Citation: Driediger M, Hall C, Callow N. Imagery use by injured athletes: a qualitative analysis. Journal of Sports Science. 2006 Mar; 24 (3): pages 261-71.
]]> (Belleruth Naparstek) Athletic Excellence Fri, 07 Mar 2008 08:33:00 -0500
Coaches' encouragement of athletes' imagery use.

A Canadian survey of coaches and athletes finds that guided imagery is consistently used more for competition than for recreational athletics, and for higher level athletes (international, national & varsity competition) .

Researchers from the School of Kinesiology at the University of Western Ontario in London, Canada looked at whether coaches encourage their athletes to use imagery, using a survey given to coaches and another given to athletes. In the first, 317 athletes completed the Coaches'' Encouragement of Athletes'' Imagery Use Questionnaire. In the second, 215 coaches completed a slightly modified version of this questionnaire.

The study found that coaches and athletes generally agreed on the relative frequency with which coaches encourage athletes to use imagery. Coaches promoted imagery use more in conjunction with competition than training and injury rehabilitation, and higher-level competition coaches encouraged imagery use far more than their recreational counterparts. In addition, the level of athlete being coached had a major impact on how much or how little coaches encouraged their athletes to use imagery. Coaches encouraged higher level athletes (i.e., international, national, varsity competitors) to use imagery more than club and recreational athletes.

Citation: Jedlic B, Hall N, Munroe-Chandler K, Hall C. Coaches' encouragement of athletes' imagery use. Research Quarterly for Exercise and Sport. 2007 Sep; 78 (4): pages 351-63.

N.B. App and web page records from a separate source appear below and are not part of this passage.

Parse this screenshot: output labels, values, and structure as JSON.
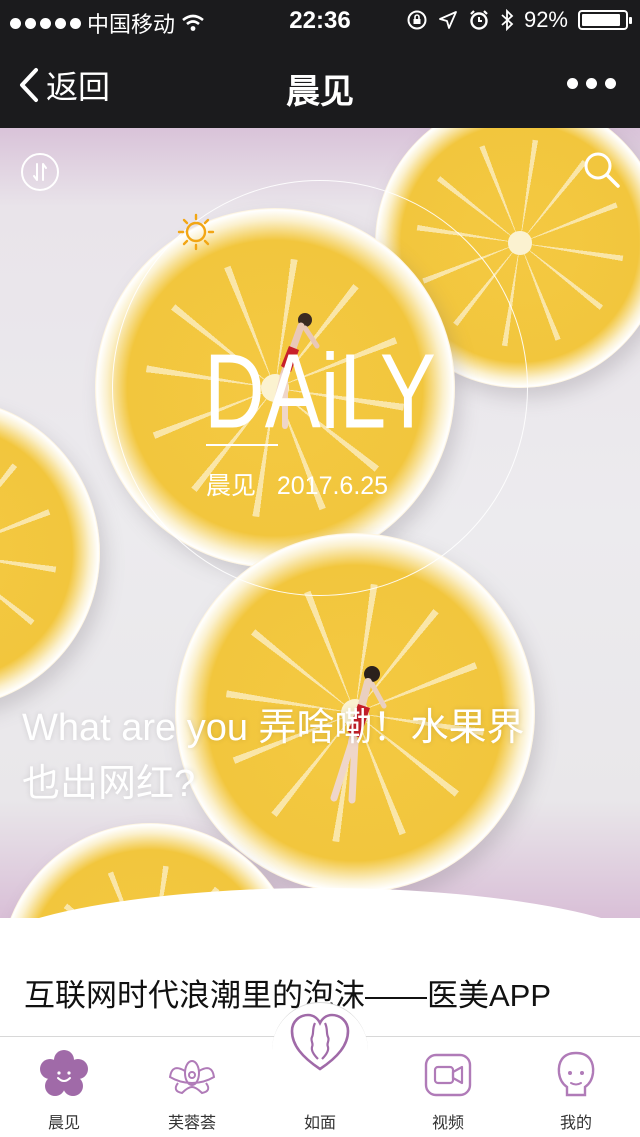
{
  "status_bar": {
    "carrier": "中国移动",
    "time": "22:36",
    "battery_text": "92%",
    "battery_level": 0.92
  },
  "nav": {
    "back_label": "返回",
    "title": "晨见"
  },
  "hero": {
    "logo_text": "DAiLY",
    "sub_label": "晨见",
    "date": "2017.6.25",
    "headline_line1": "What are you 弄啥嘞！水果界",
    "headline_line2": "也出网红?"
  },
  "article": {
    "title": "互联网时代浪潮里的泡沫——医美APP"
  },
  "tabbar": {
    "tabs": [
      {
        "label": "晨见",
        "icon": "flower-face-icon"
      },
      {
        "label": "芙蓉荟",
        "icon": "lotus-icon"
      },
      {
        "label": "如面",
        "icon": "heart-faces-icon"
      },
      {
        "label": "视频",
        "icon": "video-icon"
      },
      {
        "label": "我的",
        "icon": "person-icon"
      }
    ],
    "accent_color": "#9a5a9e"
  },
  "colors": {
    "bar_bg": "#1b1b1d",
    "accent_purple": "#9a5a9e",
    "sun_orange": "#f2a614"
  }
}
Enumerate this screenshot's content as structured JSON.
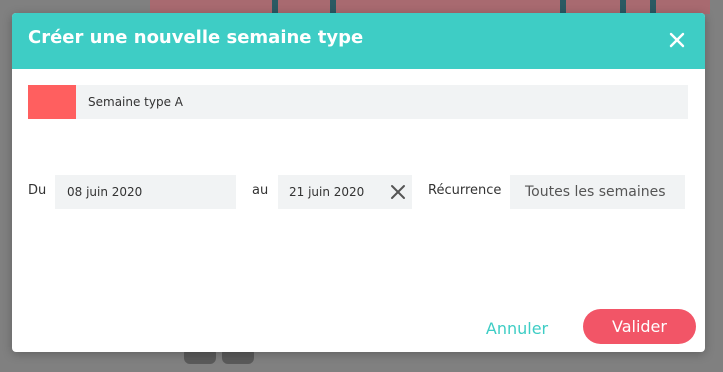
{
  "modal": {
    "title": "Créer une nouvelle semaine type",
    "close_icon": "close-icon"
  },
  "week": {
    "color": "#ff5f5f",
    "name": "Semaine type A"
  },
  "period": {
    "from_label": "Du",
    "from_date": "08 juin 2020",
    "to_label": "au",
    "to_date": "21 juin 2020",
    "clear_icon": "close-icon"
  },
  "recurrence": {
    "label": "Récurrence",
    "value": "Toutes les semaines"
  },
  "actions": {
    "cancel_label": "Annuler",
    "validate_label": "Valider"
  },
  "colors": {
    "header": "#3ecdc5",
    "accent": "#3ecdc5",
    "primary_button": "#f25567"
  }
}
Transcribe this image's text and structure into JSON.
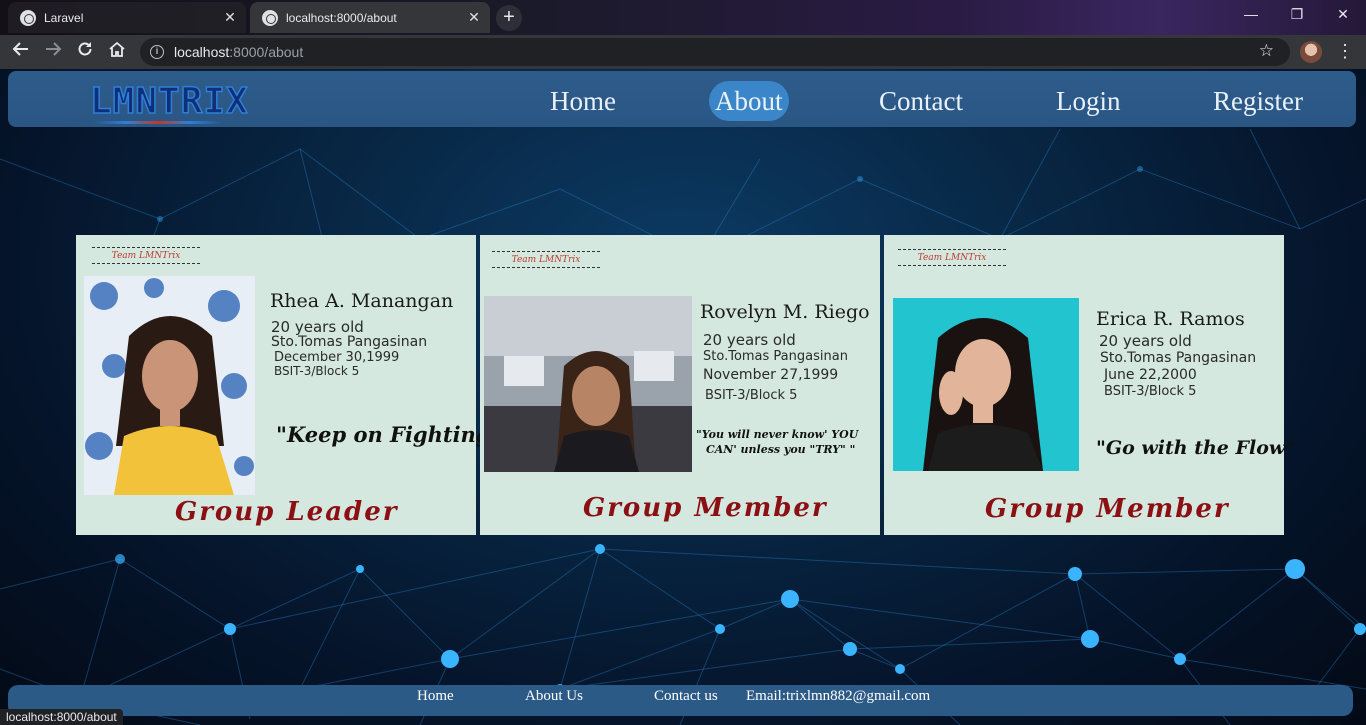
{
  "browser": {
    "tabs": [
      {
        "title": "Laravel",
        "close": "✕"
      },
      {
        "title": "localhost:8000/about",
        "close": "✕"
      }
    ],
    "new_tab": "+",
    "window_controls": {
      "minimize": "—",
      "restore": "❐",
      "close": "✕"
    },
    "url_host": "localhost",
    "url_path": ":8000/about",
    "status_url": "localhost:8000/about"
  },
  "site": {
    "logo": "LMNTRIX",
    "nav": [
      "Home",
      "About",
      "Contact",
      "Login",
      "Register"
    ],
    "active_nav": "About"
  },
  "team_badge": "Team LMNTrix",
  "members": [
    {
      "name": "Rhea A. Manangan",
      "age": "20 years old",
      "address": "Sto.Tomas Pangasinan",
      "birthday": "December 30,1999",
      "section": "BSIT-3/Block 5",
      "quote": "\"Keep on Fighting\"",
      "role": "Group Leader"
    },
    {
      "name": "Rovelyn M. Riego",
      "age": "20 years old",
      "address": "Sto.Tomas Pangasinan",
      "birthday": "November 27,1999",
      "section": "BSIT-3/Block 5",
      "quote_line1": "\"You will never know' YOU",
      "quote_line2": "CAN' unless you \"TRY\" \"",
      "role": "Group Member"
    },
    {
      "name": "Erica R. Ramos",
      "age": "20 years old",
      "address": "Sto.Tomas Pangasinan",
      "birthday": "June 22,2000",
      "section": "BSIT-3/Block 5",
      "quote": "\"Go with the Flow\"",
      "role": "Group Member"
    }
  ],
  "footer": {
    "links": [
      "Home",
      "About Us",
      "Contact us"
    ],
    "email": "Email:trixlmn882@gmail.com"
  },
  "colors": {
    "nav_bar": "#2e5c8a",
    "nav_active": "#3a86c8",
    "card_bg": "#d4e8e0",
    "role_text": "#8c0f14",
    "footer_bar": "#2c5a86"
  },
  "icons": [
    "back-icon",
    "forward-icon",
    "reload-icon",
    "home-icon",
    "info-icon",
    "star-icon",
    "profile-avatar",
    "menu-icon",
    "globe-icon"
  ]
}
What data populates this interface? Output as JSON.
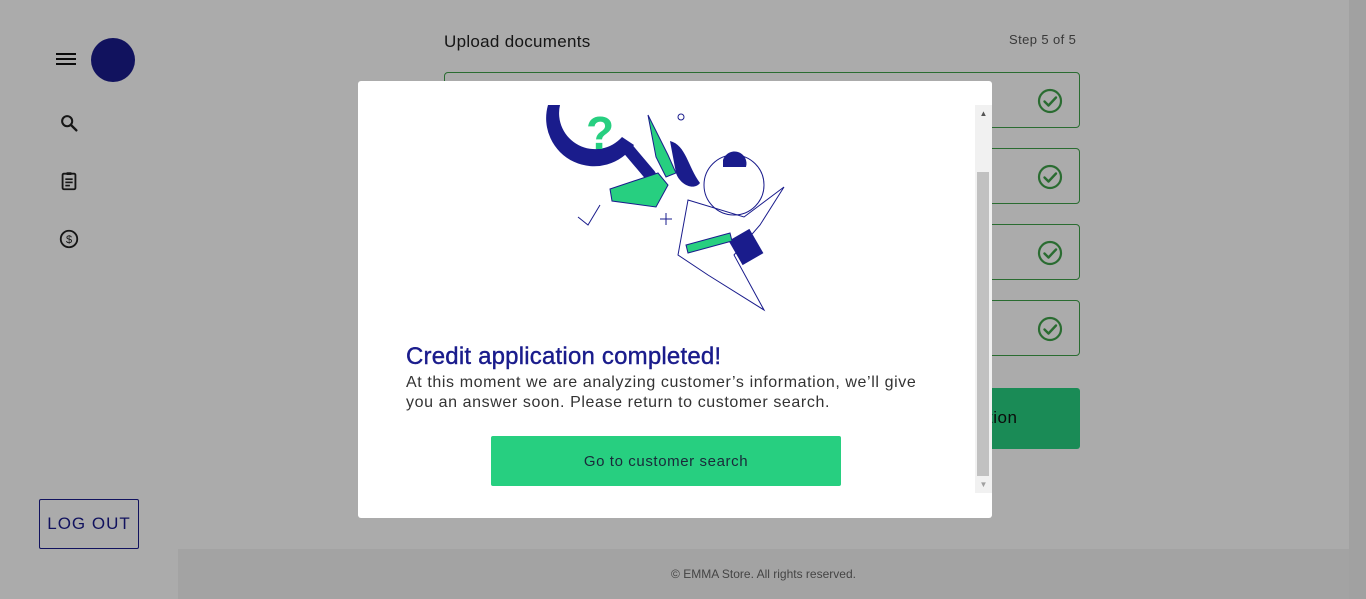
{
  "sidebar": {
    "menu_icon": "hamburger-icon",
    "nav": [
      {
        "name": "search",
        "icon": "search-icon"
      },
      {
        "name": "applications",
        "icon": "clipboard-icon"
      },
      {
        "name": "credit",
        "icon": "dollar-circle-icon"
      }
    ],
    "logout_label": "LOG OUT"
  },
  "main": {
    "title": "Upload documents",
    "step": "Step 5 of 5",
    "documents_count": 4,
    "finish_button_label": "tion"
  },
  "modal": {
    "title": "Credit application completed!",
    "message": "At this moment we are analyzing customer’s information, we’ll give you an answer soon. Please return to customer search.",
    "button_label": "Go to customer search"
  },
  "footer": {
    "text": "© EMMA Store. All rights reserved."
  },
  "colors": {
    "brand_navy": "#1a1c8c",
    "accent_green": "#27cf80",
    "check_green": "#3fa14a"
  }
}
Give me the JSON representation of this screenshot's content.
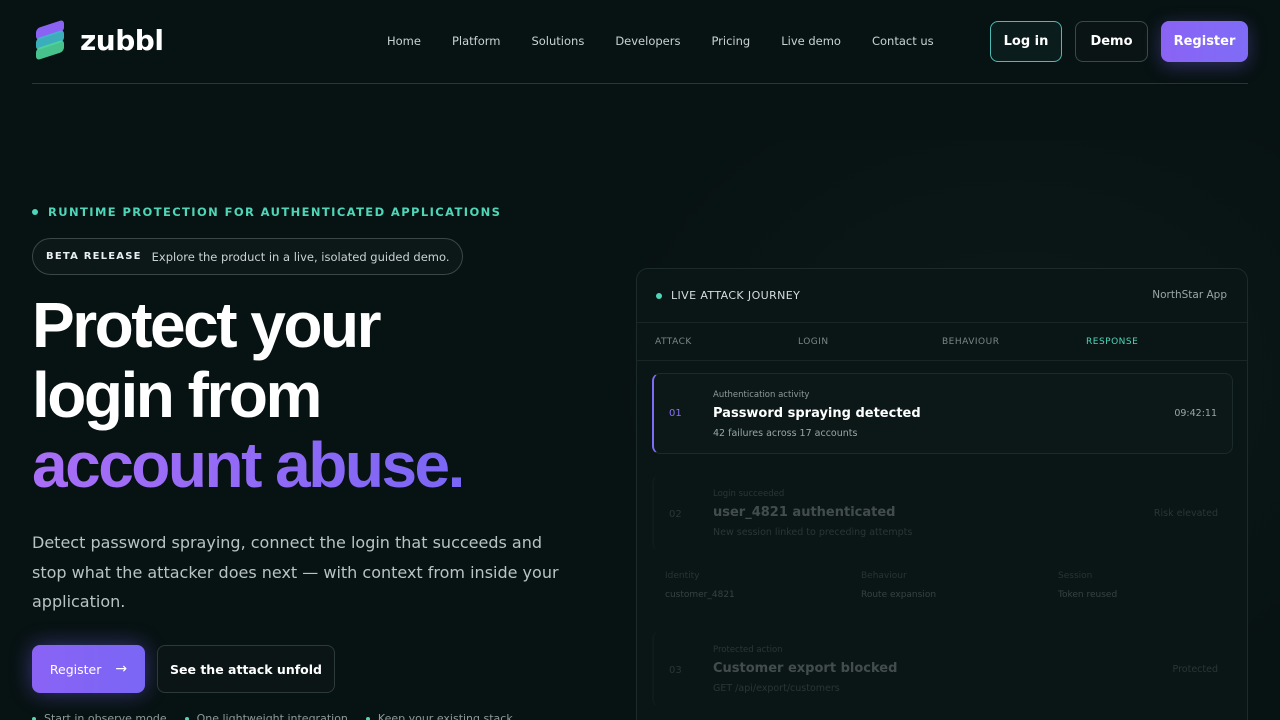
{
  "brand": {
    "name": "zubbl"
  },
  "nav": {
    "items": [
      "Home",
      "Platform",
      "Solutions",
      "Developers",
      "Pricing",
      "Live demo",
      "Contact us"
    ],
    "login": "Log in",
    "demo": "Demo",
    "register": "Register"
  },
  "hero": {
    "eyebrow": "RUNTIME PROTECTION FOR AUTHENTICATED APPLICATIONS",
    "pill_tag": "BETA RELEASE",
    "pill_text": "Explore the product in a live, isolated guided demo.",
    "headline_line1": "Protect your",
    "headline_line2": "login from",
    "headline_line3": "account abuse.",
    "subtitle": "Detect password spraying, connect the login that succeeds and stop what the attacker does next — with context from inside your application.",
    "cta_primary": "Register",
    "cta_secondary": "See the attack unfold",
    "bullets": [
      "Start in observe mode",
      "One lightweight integration",
      "Keep your existing stack"
    ]
  },
  "panel": {
    "title": "LIVE ATTACK JOURNEY",
    "app": "NorthStar App",
    "tabs": [
      "ATTACK",
      "LOGIN",
      "BEHAVIOUR",
      "RESPONSE"
    ],
    "active_tab": "RESPONSE",
    "events": [
      {
        "num": "01",
        "category": "Authentication activity",
        "title": "Password spraying detected",
        "desc": "42 failures across 17 accounts",
        "right": "09:42:11"
      },
      {
        "num": "02",
        "category": "Login succeeded",
        "title": "user_4821 authenticated",
        "desc": "New session linked to preceding attempts",
        "right": "Risk elevated"
      },
      {
        "num": "03",
        "category": "Protected action",
        "title": "Customer export blocked",
        "desc": "GET /api/export/customers",
        "right": "Protected"
      }
    ],
    "meta": [
      {
        "label": "Identity",
        "value": "customer_4821"
      },
      {
        "label": "Behaviour",
        "value": "Route expansion"
      },
      {
        "label": "Session",
        "value": "Token reused"
      }
    ]
  },
  "colors": {
    "accent_purple": "#8a63f5",
    "accent_teal": "#4fd6b8",
    "background": "#071212"
  }
}
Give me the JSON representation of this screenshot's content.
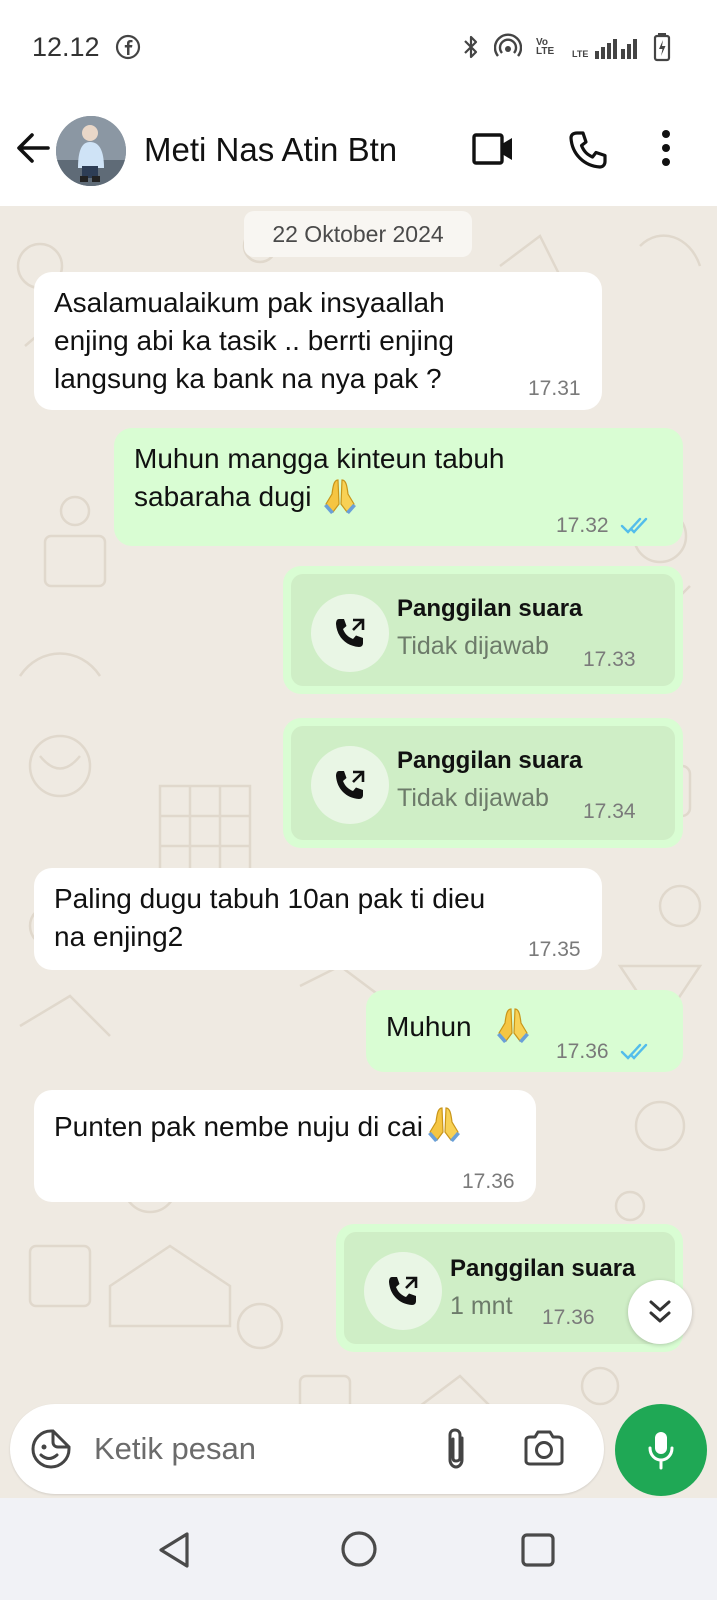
{
  "status_bar": {
    "time": "12.12",
    "icons": [
      "facebook-icon",
      "bluetooth-icon",
      "hotspot-icon",
      "volte-icon",
      "lte-signal-icon",
      "battery-charging-icon"
    ],
    "volte_label": "Vo LTE",
    "lte_label": "LTE"
  },
  "header": {
    "contact_name": "Meti Nas Atin Btn",
    "icons": [
      "back-arrow-icon",
      "avatar",
      "video-call-icon",
      "voice-call-icon",
      "more-options-icon"
    ]
  },
  "chat": {
    "date_label": "22 Oktober 2024",
    "messages": [
      {
        "direction": "incoming",
        "text": "Asalamualaikum pak insyaallah\nenjing abi ka tasik .. berrti enjing\nlangsung ka bank na nya pak ?",
        "time": "17.31"
      },
      {
        "direction": "outgoing",
        "text": "Muhun mangga kinteun tabuh\nsabaraha dugi",
        "emoji": "folded-hands-icon",
        "time": "17.32",
        "status": "read"
      },
      {
        "direction": "outgoing",
        "type": "call",
        "title": "Panggilan suara",
        "subtitle": "Tidak dijawab",
        "time": "17.33"
      },
      {
        "direction": "outgoing",
        "type": "call",
        "title": "Panggilan suara",
        "subtitle": "Tidak dijawab",
        "time": "17.34"
      },
      {
        "direction": "incoming",
        "text": "Paling dugu tabuh 10an pak ti dieu\nna enjing2",
        "time": "17.35"
      },
      {
        "direction": "outgoing",
        "text": "Muhun",
        "emoji": "folded-hands-icon",
        "time": "17.36",
        "status": "read"
      },
      {
        "direction": "incoming",
        "text": "Punten pak nembe nuju di cai",
        "emoji": "folded-hands-icon",
        "time": "17.36"
      },
      {
        "direction": "outgoing",
        "type": "call",
        "title": "Panggilan suara",
        "subtitle": "1 mnt",
        "time": "17.36"
      }
    ]
  },
  "composer": {
    "placeholder": "Ketik pesan",
    "icons": [
      "sticker-icon",
      "attach-icon",
      "camera-icon",
      "mic-icon"
    ]
  },
  "colors": {
    "incoming_bubble": "#ffffff",
    "outgoing_bubble": "#d9fdd3",
    "chat_background": "#efeae2",
    "read_ticks": "#53bdeb",
    "mic_button": "#1fa855"
  }
}
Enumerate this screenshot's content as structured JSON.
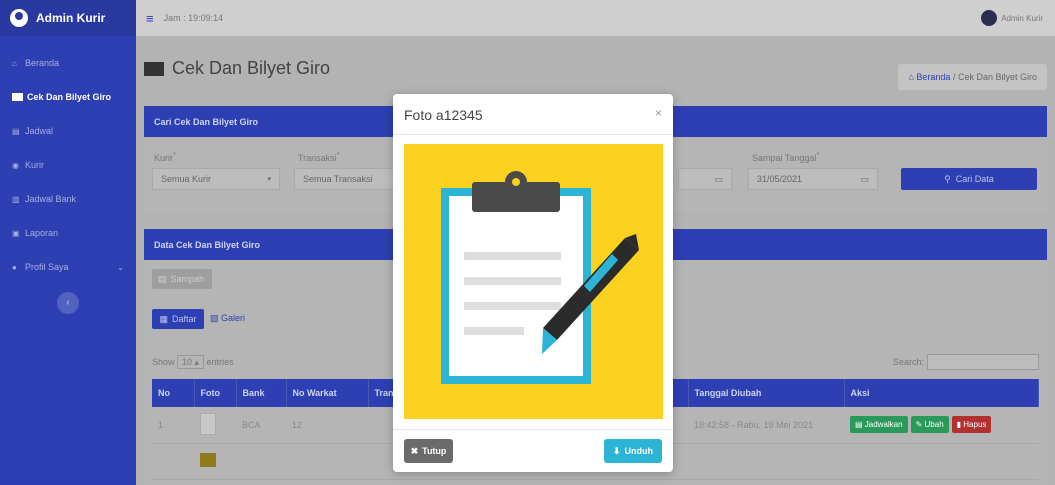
{
  "brand": {
    "title": "Admin Kurir"
  },
  "sidebar": {
    "items": [
      {
        "label": "Beranda"
      },
      {
        "label": "Cek Dan Bilyet Giro"
      },
      {
        "label": "Jadwal"
      },
      {
        "label": "Kurir"
      },
      {
        "label": "Jadwal Bank"
      },
      {
        "label": "Laporan"
      },
      {
        "label": "Profil Saya"
      }
    ],
    "toggle": "‹"
  },
  "topbar": {
    "clock": "Jam : 19:09:14",
    "user": "Admin Kurir"
  },
  "page": {
    "title": "Cek Dan Bilyet Giro",
    "breadcrumb_home": "Beranda",
    "breadcrumb_sep": "/",
    "breadcrumb_current": "Cek Dan Bilyet Giro"
  },
  "search": {
    "header": "Cari Cek Dan Bilyet Giro",
    "kurir_label": "Kurir",
    "kurir_value": "Semua Kurir",
    "transaksi_label": "Transaksi",
    "transaksi_value": "Semua Transaksi",
    "sampai_label": "Sampai Tanggal",
    "sampai_value": "31/05/2021",
    "button": "Cari Data",
    "required_mark": "*"
  },
  "data": {
    "header": "Data Cek Dan Bilyet Giro",
    "trash_button": "Sampah",
    "tab_list": "Daftar",
    "tab_gallery": "Galeri",
    "show_label": "Show",
    "show_value": "10",
    "entries_label": "entries",
    "search_label": "Search:",
    "columns": [
      "No",
      "Foto",
      "Bank",
      "No Warkat",
      "Tran",
      "Tanggal Diubah",
      "Aksi"
    ],
    "rows": [
      {
        "no": "1",
        "bank": "BCA",
        "warkat": "12",
        "tanggal": "18:42:58 - Rabu, 19 Mei 2021"
      }
    ],
    "actions": {
      "jadwal": "Jadwalkan",
      "ubah": "Ubah",
      "hapus": "Hapus"
    }
  },
  "modal": {
    "title": "Foto a12345",
    "close_x": "×",
    "close_button": "Tutup",
    "download_button": "Unduh"
  },
  "colors": {
    "primary": "#2e3fb3",
    "photo_bg": "#fad11e",
    "download": "#2bb4d6"
  }
}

]]> (Belleruth Naparstek) Athletic Excellence Thu, 27 Dec 2007 10:10:27 -0500